Tuesday, October 11, 2005

Income taxes

I keep threatening to do it, but I think I might get off my duff and start this week. I'm a firm believer in the Fair Tax, and I will begin a series of posts tauting its virtues, and how typical liberal arguments against it would be rendered impotent. Until the series begins, though, here's a great Bruce Bartlett column on how a NYT columnist rails against our current income tax system...because the rich don't pay enough.
The first of these deals with taxation and appeared on Oct. 4. It was written by Times editorial board member Teresa Tritch, who writes most of its economic editorials. She lists her qualifications as having degrees in German and journalism, as well as years writing about personal finance for Money magazine—explaining why people should shop around for the lowest price before buying soap and things of that sort.
Nothing says "I'm a tax policy expert" more than being able to spot a great bargain on Dove, and telling us about said bargain in German! Continuing:
According to Ms. Tritch, our tax system should serve one purpose and one purpose only—to soak the rich. Any reduction in tax rates, especially on saving and investment, has nothing to do with raising growth, but is nothing but a give-away to the ultra-wealthy. One can see now why she was hired by the Times despite a paucity of knowledge or experience in the field of economics.

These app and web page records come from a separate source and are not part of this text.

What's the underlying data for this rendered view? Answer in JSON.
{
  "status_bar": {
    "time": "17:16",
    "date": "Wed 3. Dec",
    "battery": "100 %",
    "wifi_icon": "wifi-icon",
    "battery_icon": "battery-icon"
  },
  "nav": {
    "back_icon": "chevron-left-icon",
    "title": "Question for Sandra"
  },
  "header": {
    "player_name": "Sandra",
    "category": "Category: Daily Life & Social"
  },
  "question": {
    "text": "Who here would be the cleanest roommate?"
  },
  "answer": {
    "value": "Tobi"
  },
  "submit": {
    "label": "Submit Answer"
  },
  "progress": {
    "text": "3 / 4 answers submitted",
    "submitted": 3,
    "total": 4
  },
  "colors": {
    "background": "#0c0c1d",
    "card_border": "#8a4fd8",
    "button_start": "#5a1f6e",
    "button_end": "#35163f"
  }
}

The reality is that the wealthy pay almost all of the federal income tax and there is clear and compelling evidence that our tax system—especially its misguided redistributive elements—impose a heavy cost in terms of growth that is ultimately paid by the non-wealthy in the form of lower productivity and, hence, lower wages and incomes.
The NYT hired another class warfare economics ignoramus? Damn...I heard that Paul Krugman hates competition! Her hiring should make standing in line at Starbucks getting their $7 lattés more awkward, huh? Continuing:
Interestingly, the latest Internal Revenue Service data on distribution of the tax burden were released the same day Ms. Tritch’s tirade appeared. They show that the top one percent of taxpayers paid 34.3 percent of all federal income taxes in 2003, although they earned just 16.8 percent of the adjusted gross income. The top five percent of taxpayers paid more than half of all federal income taxes, the top 10 percent paid two-thirds, and the top half of taxpayers paid 96.5 percent, meaning that the bottom half paid just 3.5 percent.

Another IRS report decomposed the top one percent and found that the top ten percent of the top one percent (the top 0.1 percent) increased their share of all federal income taxes from seven percent in 1980 to 15.3 percent in 2003. These 129,000 tax filers earned 7.6 percent of the income and paid an average tax rate of 23.6 percent. This came to $114.6 billion—four times more than all the taxes paid by the 64 million taxpayers in the bottom 50 percent—who paid an average tax rate of 2.9 percent.

I would be curious to know just how much more Ms. Tritch thinks the wealthy ought to be paying? Back in the good old days (from her point of view) when Jimmy Carter was president and the top statutory tax rate was 70 percent (versus 35 percent today), the top one percent of taxpayers paid only 19.7 percent of all federal income taxes. In other words, although their marginal tax rate has fallen by 50 percent, their tax share has almost doubled.
In short, the top half of income-earners in this country pay about 97% of all income taxes, and the top 1% pay over 1/3 of all income taxes. Truly, just how much more should half of the country be shielded from virtually no income tax liability?

Also read that last paragraph in the prior blockquote again. Under Carter, the top tax rate was 70%. It's half of that now...yet the amount of taxes paid by the same group has nearly doubled! That's supply-side economics in its beauty: cut tax rates, and tax revenues increase! What Congress does with those revenues is a different matter.

Finally, Bartlett's column mentions how Britain has a top tax rate of 40%, but the wealthiest 1% pay only 21% of the income taxes. The bottom half pay 11%, or over 300% more, than our bottom half. So rich Brits pay higher tax rates, but less of the tax burden, than rich Americans.

Make up you mind, people! Do you want higher tax rates or more taxes collected? Because as this evidence (and a cursory grasp of economics) reveals, you cannot have both.

By the way...the
Fair Tax eliminates the problems inherent in the income tax model. Future posts coming soon!